When imports and exports are all priced, and sticky in the short run, in US dollars, the terms of trade will be less sensitive to the exchange rate.

3

Jonathan D. Ostry, Suman Basu, and Ursula Wiriadinata contributed to this section.

4

Intervention strength is measured by the standard deviation of changes in the reserves to GDP ratio, where the latter is calculated from the FFA database. This intervention measure does not capture intervention with derivatives, which are important in a few countries. The measure also does not distinguish between different motives for intervention (e.g., reserves building or actively trying to affect the exchange rate). The inflation expectation is the average one-year-ahead inflation forecast recorded in the Consensus Forecasts database. Inflation is calculated from the WEO database. The sample covers quarterly data over 2010–18, and the sample EMEs are Brazil, Chile, Colombia, Peru, Mexico, Indonesia, India, Korea, Philippines, Thailand, South Africa, Czech Republic, Hungary, Poland, Romania, Russia, and Turkey. We exclude the Czech Republic from the graphs because it is a large outlier; but including it does not change the cross-sectional relation between inflation outcomes and intervention strength.

5

See Chapter 3 in Chamon et al. (2019) for an extensive discussion in the context of Latin America.
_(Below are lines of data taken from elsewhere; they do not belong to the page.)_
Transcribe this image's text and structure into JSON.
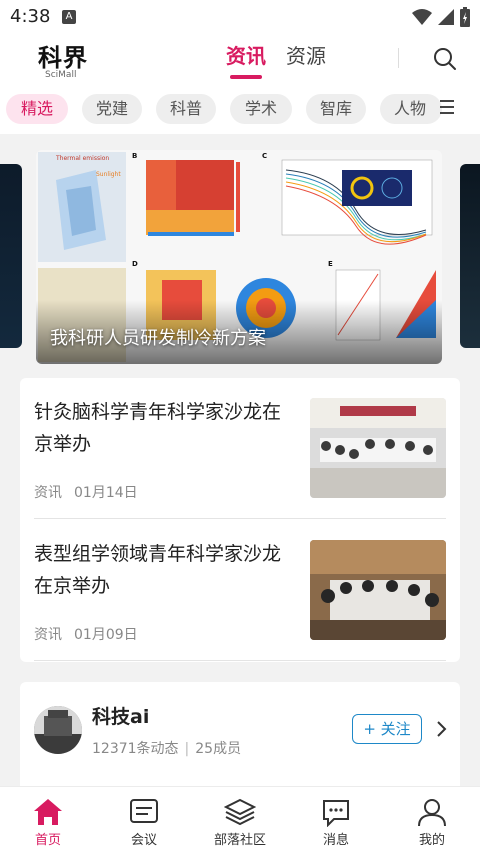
{
  "status_bar": {
    "time": "4:38",
    "notif_badge": "A"
  },
  "header": {
    "logo_text": "科界",
    "logo_sub": "SciMall",
    "tabs": [
      {
        "label": "资讯",
        "active": true
      },
      {
        "label": "资源",
        "active": false
      }
    ]
  },
  "categories": [
    {
      "label": "精选",
      "active": true
    },
    {
      "label": "党建",
      "active": false
    },
    {
      "label": "科普",
      "active": false
    },
    {
      "label": "学术",
      "active": false
    },
    {
      "label": "智库",
      "active": false
    },
    {
      "label": "人物",
      "active": false
    }
  ],
  "banner": {
    "caption": "我科研人员研发制冷新方案"
  },
  "news": [
    {
      "title": "针灸脑科学青年科学家沙龙在京举办",
      "source": "资讯",
      "date": "01月14日",
      "thumb_caption": ""
    },
    {
      "title": "表型组学领域青年科学家沙龙在京举办",
      "source": "资讯",
      "date": "01月09日"
    }
  ],
  "community": {
    "name": "科技ai",
    "activity": "12371条动态",
    "members": "25成员",
    "follow_label": "+ 关注"
  },
  "bottom_nav": [
    {
      "label": "首页",
      "active": true
    },
    {
      "label": "会议",
      "active": false
    },
    {
      "label": "部落社区",
      "active": false
    },
    {
      "label": "消息",
      "active": false
    },
    {
      "label": "我的",
      "active": false
    }
  ],
  "colors": {
    "accent": "#d81b60",
    "follow": "#1e88c8"
  }
}
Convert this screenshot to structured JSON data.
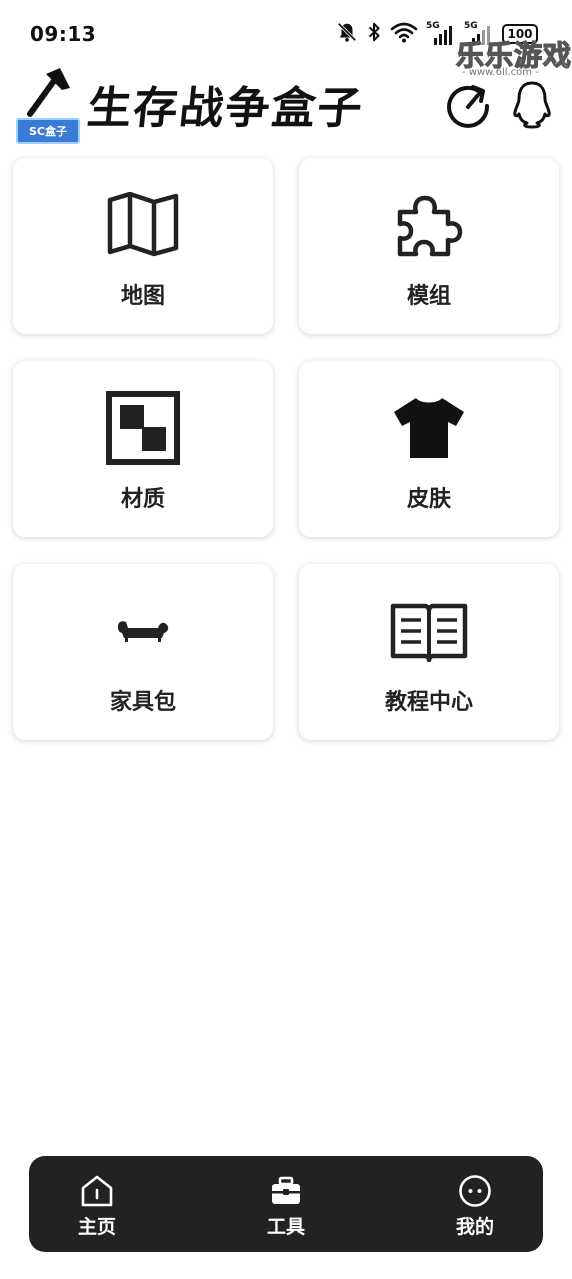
{
  "status_bar": {
    "time": "09:13",
    "signal_1_label": "5G",
    "signal_2_label": "5G",
    "battery": "100",
    "icons": [
      "bell-muted-icon",
      "bluetooth-icon",
      "wifi-icon",
      "cell-signal-icon",
      "cell-signal-icon",
      "battery-icon"
    ]
  },
  "watermark": {
    "title": "乐乐游戏",
    "url": "- www.6ll.com -"
  },
  "header": {
    "logo_badge_text": "SC盒子",
    "title": "生存战争盒子",
    "refresh_icon": "refresh-icon",
    "qq_icon": "qq-penguin-icon"
  },
  "menu": {
    "items": [
      {
        "label": "地图",
        "icon": "map-icon"
      },
      {
        "label": "模组",
        "icon": "puzzle-icon"
      },
      {
        "label": "材质",
        "icon": "texture-icon"
      },
      {
        "label": "皮肤",
        "icon": "tshirt-icon"
      },
      {
        "label": "家具包",
        "icon": "sofa-icon"
      },
      {
        "label": "教程中心",
        "icon": "book-icon"
      }
    ]
  },
  "bottom_nav": {
    "items": [
      {
        "label": "主页",
        "icon": "home-icon"
      },
      {
        "label": "工具",
        "icon": "toolbox-icon"
      },
      {
        "label": "我的",
        "icon": "profile-face-icon"
      }
    ]
  },
  "colors": {
    "background": "#ffffff",
    "nav_background": "#222222",
    "text": "#222222",
    "logo_blue": "#3a7bd5"
  }
}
Intervention Under Inflation Targeting--When Could It Make Sense?
Author: Mr. David J Hofman, Mr. Marcos d Chamon, Mr. Pragyan Deb, Mr. Thomas Harjes, Umang Rawat, and Itaru Yamamoto